(Data items)
#####

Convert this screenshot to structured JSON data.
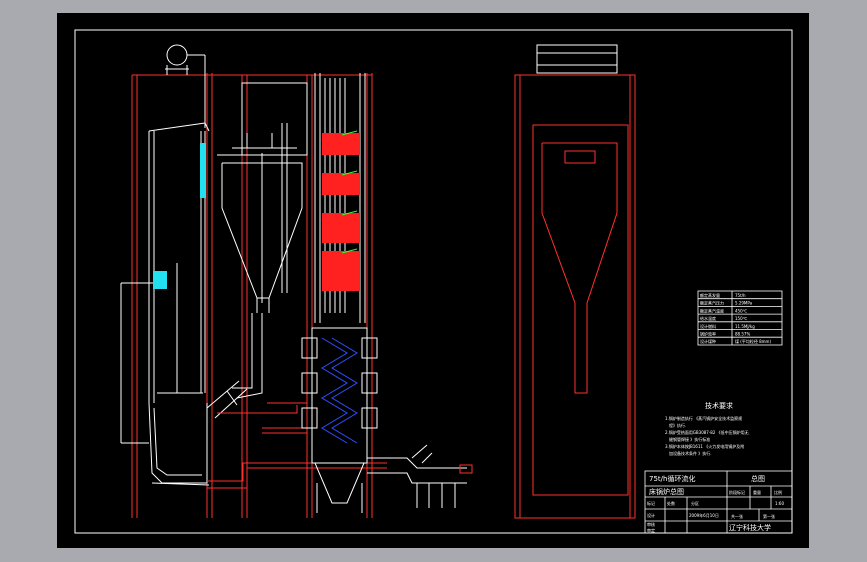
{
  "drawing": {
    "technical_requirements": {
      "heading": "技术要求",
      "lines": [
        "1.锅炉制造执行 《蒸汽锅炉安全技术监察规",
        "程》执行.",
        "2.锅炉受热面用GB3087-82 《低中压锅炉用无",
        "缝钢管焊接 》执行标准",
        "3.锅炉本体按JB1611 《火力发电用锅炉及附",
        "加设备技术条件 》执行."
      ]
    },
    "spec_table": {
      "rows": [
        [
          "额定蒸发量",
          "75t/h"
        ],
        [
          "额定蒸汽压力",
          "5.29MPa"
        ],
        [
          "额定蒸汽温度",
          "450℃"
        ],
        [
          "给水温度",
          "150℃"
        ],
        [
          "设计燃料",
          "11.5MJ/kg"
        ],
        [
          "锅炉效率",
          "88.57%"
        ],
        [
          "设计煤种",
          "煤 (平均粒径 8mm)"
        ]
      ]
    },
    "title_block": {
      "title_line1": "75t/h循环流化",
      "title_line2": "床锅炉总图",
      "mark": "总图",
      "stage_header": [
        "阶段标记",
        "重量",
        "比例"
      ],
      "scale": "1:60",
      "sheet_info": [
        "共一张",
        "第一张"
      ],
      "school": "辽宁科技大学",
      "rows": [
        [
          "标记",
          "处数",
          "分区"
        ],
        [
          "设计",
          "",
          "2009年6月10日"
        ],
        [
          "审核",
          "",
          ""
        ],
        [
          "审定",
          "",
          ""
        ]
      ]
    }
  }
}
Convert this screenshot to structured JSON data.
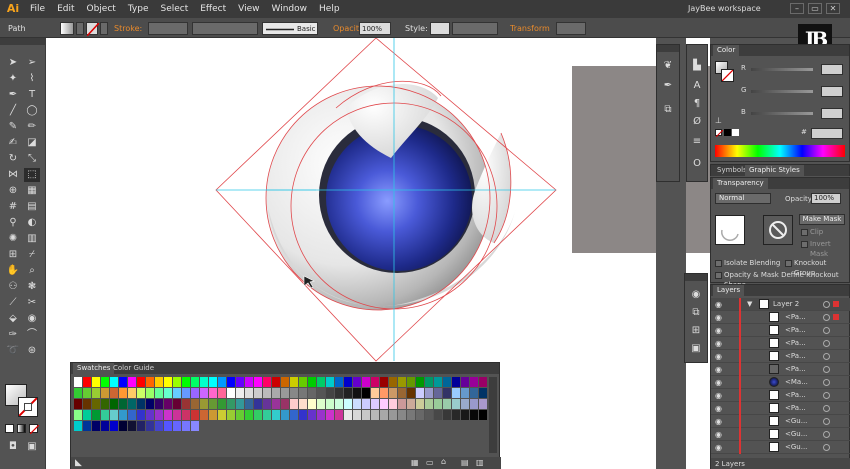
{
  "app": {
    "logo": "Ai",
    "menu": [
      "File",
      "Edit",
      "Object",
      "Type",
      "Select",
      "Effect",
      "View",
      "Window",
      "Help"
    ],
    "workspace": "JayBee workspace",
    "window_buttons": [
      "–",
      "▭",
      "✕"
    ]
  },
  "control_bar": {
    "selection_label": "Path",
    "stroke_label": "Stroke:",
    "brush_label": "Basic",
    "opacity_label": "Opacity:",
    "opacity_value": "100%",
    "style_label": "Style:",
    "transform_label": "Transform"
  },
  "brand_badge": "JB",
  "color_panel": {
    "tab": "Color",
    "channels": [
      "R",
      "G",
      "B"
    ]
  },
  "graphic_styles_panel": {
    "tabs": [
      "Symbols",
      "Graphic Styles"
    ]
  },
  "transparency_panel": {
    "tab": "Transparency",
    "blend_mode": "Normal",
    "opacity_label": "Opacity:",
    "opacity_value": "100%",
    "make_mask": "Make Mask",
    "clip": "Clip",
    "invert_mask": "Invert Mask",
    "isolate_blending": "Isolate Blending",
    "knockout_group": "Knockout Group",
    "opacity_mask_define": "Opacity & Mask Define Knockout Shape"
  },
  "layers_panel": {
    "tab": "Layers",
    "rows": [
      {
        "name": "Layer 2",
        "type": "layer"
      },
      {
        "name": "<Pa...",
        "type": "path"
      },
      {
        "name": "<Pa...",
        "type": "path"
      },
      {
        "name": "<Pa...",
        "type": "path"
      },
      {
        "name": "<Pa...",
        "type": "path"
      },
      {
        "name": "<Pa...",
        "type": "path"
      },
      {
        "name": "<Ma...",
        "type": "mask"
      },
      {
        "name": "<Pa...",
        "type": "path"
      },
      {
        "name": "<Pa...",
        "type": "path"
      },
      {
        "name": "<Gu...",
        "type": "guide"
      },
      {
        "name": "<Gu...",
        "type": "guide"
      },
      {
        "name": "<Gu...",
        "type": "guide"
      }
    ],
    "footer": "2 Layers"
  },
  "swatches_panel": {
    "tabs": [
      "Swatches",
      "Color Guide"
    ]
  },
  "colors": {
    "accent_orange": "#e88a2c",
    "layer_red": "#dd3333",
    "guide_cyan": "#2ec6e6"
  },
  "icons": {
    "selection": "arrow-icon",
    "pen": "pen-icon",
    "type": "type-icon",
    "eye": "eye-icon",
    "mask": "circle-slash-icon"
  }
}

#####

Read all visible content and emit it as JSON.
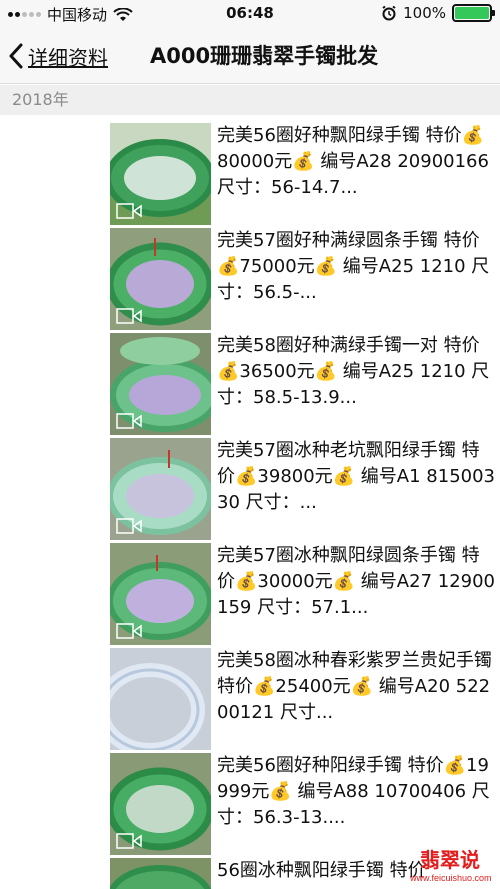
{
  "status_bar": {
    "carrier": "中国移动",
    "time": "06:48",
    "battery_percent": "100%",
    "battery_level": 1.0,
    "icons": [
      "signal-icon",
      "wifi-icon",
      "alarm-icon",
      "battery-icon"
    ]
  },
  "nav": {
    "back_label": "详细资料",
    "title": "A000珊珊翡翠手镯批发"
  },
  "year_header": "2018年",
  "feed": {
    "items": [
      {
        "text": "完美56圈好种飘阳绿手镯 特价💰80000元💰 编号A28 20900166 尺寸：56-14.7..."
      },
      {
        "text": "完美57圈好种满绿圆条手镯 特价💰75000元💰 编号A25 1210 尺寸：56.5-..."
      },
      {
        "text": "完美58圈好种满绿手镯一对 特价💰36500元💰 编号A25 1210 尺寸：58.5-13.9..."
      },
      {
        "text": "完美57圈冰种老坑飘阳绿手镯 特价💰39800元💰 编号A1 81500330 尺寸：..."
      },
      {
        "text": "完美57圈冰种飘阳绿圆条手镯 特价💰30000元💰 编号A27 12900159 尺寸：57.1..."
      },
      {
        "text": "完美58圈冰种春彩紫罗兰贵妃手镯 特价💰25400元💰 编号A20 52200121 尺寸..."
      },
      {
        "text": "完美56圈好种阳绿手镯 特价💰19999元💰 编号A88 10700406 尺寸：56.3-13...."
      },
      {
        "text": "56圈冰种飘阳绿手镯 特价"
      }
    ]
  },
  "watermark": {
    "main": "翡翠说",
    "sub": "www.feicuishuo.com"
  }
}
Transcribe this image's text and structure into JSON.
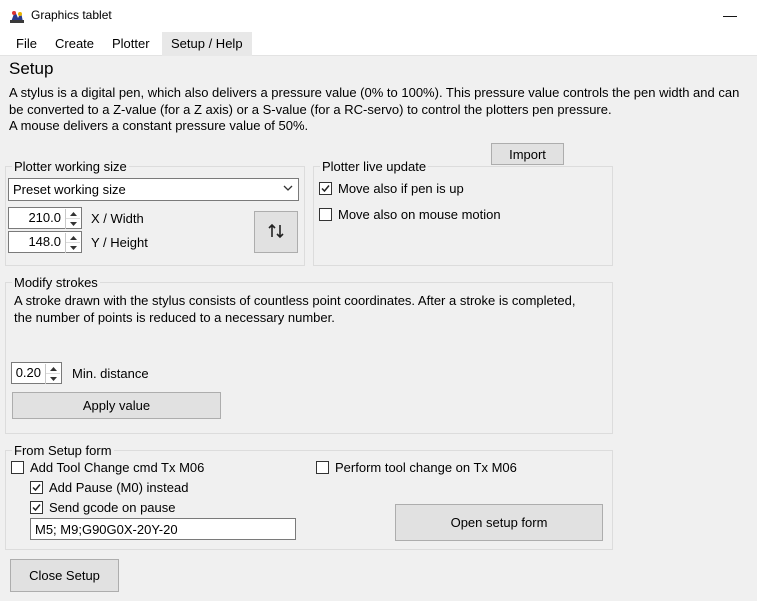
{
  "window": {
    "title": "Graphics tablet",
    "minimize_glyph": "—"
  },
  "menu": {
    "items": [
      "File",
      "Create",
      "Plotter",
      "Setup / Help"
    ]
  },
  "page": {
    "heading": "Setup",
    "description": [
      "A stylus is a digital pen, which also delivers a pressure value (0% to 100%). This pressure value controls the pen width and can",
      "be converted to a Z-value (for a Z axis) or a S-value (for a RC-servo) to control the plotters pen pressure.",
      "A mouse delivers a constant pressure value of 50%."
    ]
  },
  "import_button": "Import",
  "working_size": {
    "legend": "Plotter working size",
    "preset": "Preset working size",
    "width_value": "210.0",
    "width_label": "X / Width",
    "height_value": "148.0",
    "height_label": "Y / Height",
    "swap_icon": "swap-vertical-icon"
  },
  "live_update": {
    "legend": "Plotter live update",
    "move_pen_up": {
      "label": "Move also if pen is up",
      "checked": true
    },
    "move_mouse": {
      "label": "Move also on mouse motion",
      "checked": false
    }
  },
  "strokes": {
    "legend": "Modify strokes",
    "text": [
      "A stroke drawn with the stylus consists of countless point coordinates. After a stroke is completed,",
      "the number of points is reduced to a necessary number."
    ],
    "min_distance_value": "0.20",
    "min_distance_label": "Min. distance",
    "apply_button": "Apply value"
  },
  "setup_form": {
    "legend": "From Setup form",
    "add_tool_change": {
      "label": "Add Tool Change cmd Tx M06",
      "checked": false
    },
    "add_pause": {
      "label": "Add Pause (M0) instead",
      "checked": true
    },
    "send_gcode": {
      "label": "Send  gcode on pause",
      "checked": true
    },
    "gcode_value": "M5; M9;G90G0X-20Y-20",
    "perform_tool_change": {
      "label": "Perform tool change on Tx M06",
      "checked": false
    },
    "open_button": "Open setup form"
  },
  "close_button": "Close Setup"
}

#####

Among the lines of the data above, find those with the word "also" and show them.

      "A stylus is a digital pen, which also delivers a pressure value (0% to 100%). This pressure value controls the pen width and can",
      "label": "Move also if pen is up",
      "label": "Move also on mouse motion",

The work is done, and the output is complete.